#### Task material
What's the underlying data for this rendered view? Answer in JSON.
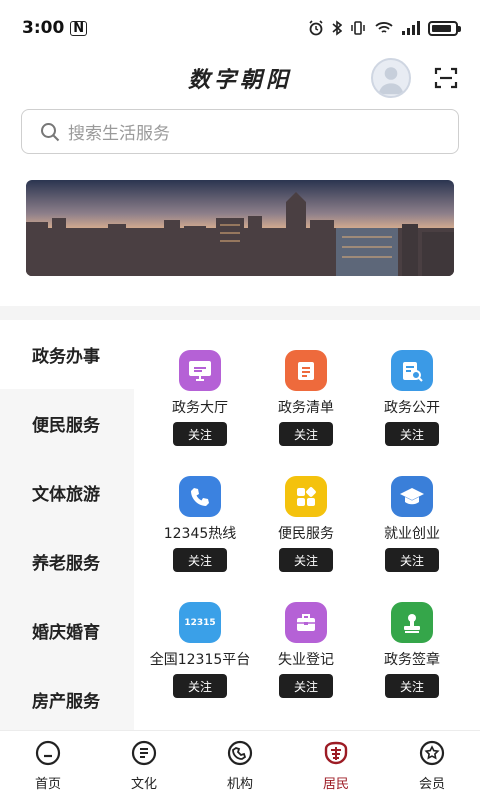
{
  "status_bar": {
    "time": "3:00",
    "nfc_glyph": "N",
    "battery_level": 0.85
  },
  "header": {
    "title": "数字朝阳",
    "avatar_icon": "user-avatar-icon",
    "scan_icon": "scan-icon"
  },
  "search": {
    "placeholder": "搜索生活服务"
  },
  "side_menu": {
    "active_index": 0,
    "items": [
      {
        "label": "政务办事"
      },
      {
        "label": "便民服务"
      },
      {
        "label": "文体旅游"
      },
      {
        "label": "养老服务"
      },
      {
        "label": "婚庆婚育"
      },
      {
        "label": "房产服务"
      }
    ]
  },
  "services": [
    {
      "label": "政务大厅",
      "follow": "关注",
      "icon": "monitor-icon",
      "color": "#b561d6"
    },
    {
      "label": "政务清单",
      "follow": "关注",
      "icon": "list-icon",
      "color": "#ee6a3c"
    },
    {
      "label": "政务公开",
      "follow": "关注",
      "icon": "doc-search-icon",
      "color": "#3b9ae6"
    },
    {
      "label": "12345热线",
      "follow": "关注",
      "icon": "phone-icon",
      "color": "#3b82e0"
    },
    {
      "label": "便民服务",
      "follow": "关注",
      "icon": "apps-icon",
      "color": "#f4c20d"
    },
    {
      "label": "就业创业",
      "follow": "关注",
      "icon": "graduation-icon",
      "color": "#3a7fd9"
    },
    {
      "label": "全国12315平台",
      "follow": "关注",
      "icon": "badge-12315-icon",
      "color": "#3aa0e8",
      "badge_text": "12315"
    },
    {
      "label": "失业登记",
      "follow": "关注",
      "icon": "briefcase-icon",
      "color": "#b561d6"
    },
    {
      "label": "政务签章",
      "follow": "关注",
      "icon": "stamp-icon",
      "color": "#35a64a"
    }
  ],
  "bottom_nav": {
    "active_index": 3,
    "accent": "#9c1b24",
    "items": [
      {
        "label": "首页",
        "icon": "home-icon"
      },
      {
        "label": "文化",
        "icon": "culture-icon"
      },
      {
        "label": "机构",
        "icon": "org-icon"
      },
      {
        "label": "居民",
        "icon": "resident-icon"
      },
      {
        "label": "会员",
        "icon": "member-icon"
      }
    ]
  }
}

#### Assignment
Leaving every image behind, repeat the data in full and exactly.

#### Reply to the task
What's the underlying data for this rendered view? Answer in JSON.
{
  "status_bar": {
    "time": "3:00",
    "nfc_glyph": "N",
    "battery_level": 0.85
  },
  "header": {
    "title": "数字朝阳",
    "avatar_icon": "user-avatar-icon",
    "scan_icon": "scan-icon"
  },
  "search": {
    "placeholder": "搜索生活服务"
  },
  "side_menu": {
    "active_index": 0,
    "items": [
      {
        "label": "政务办事"
      },
      {
        "label": "便民服务"
      },
      {
        "label": "文体旅游"
      },
      {
        "label": "养老服务"
      },
      {
        "label": "婚庆婚育"
      },
      {
        "label": "房产服务"
      }
    ]
  },
  "services": [
    {
      "label": "政务大厅",
      "follow": "关注",
      "icon": "monitor-icon",
      "color": "#b561d6"
    },
    {
      "label": "政务清单",
      "follow": "关注",
      "icon": "list-icon",
      "color": "#ee6a3c"
    },
    {
      "label": "政务公开",
      "follow": "关注",
      "icon": "doc-search-icon",
      "color": "#3b9ae6"
    },
    {
      "label": "12345热线",
      "follow": "关注",
      "icon": "phone-icon",
      "color": "#3b82e0"
    },
    {
      "label": "便民服务",
      "follow": "关注",
      "icon": "apps-icon",
      "color": "#f4c20d"
    },
    {
      "label": "就业创业",
      "follow": "关注",
      "icon": "graduation-icon",
      "color": "#3a7fd9"
    },
    {
      "label": "全国12315平台",
      "follow": "关注",
      "icon": "badge-12315-icon",
      "color": "#3aa0e8",
      "badge_text": "12315"
    },
    {
      "label": "失业登记",
      "follow": "关注",
      "icon": "briefcase-icon",
      "color": "#b561d6"
    },
    {
      "label": "政务签章",
      "follow": "关注",
      "icon": "stamp-icon",
      "color": "#35a64a"
    }
  ],
  "bottom_nav": {
    "active_index": 3,
    "accent": "#9c1b24",
    "items": [
      {
        "label": "首页",
        "icon": "home-icon"
      },
      {
        "label": "文化",
        "icon": "culture-icon"
      },
      {
        "label": "机构",
        "icon": "org-icon"
      },
      {
        "label": "居民",
        "icon": "resident-icon"
      },
      {
        "label": "会员",
        "icon": "member-icon"
      }
    ]
  }
}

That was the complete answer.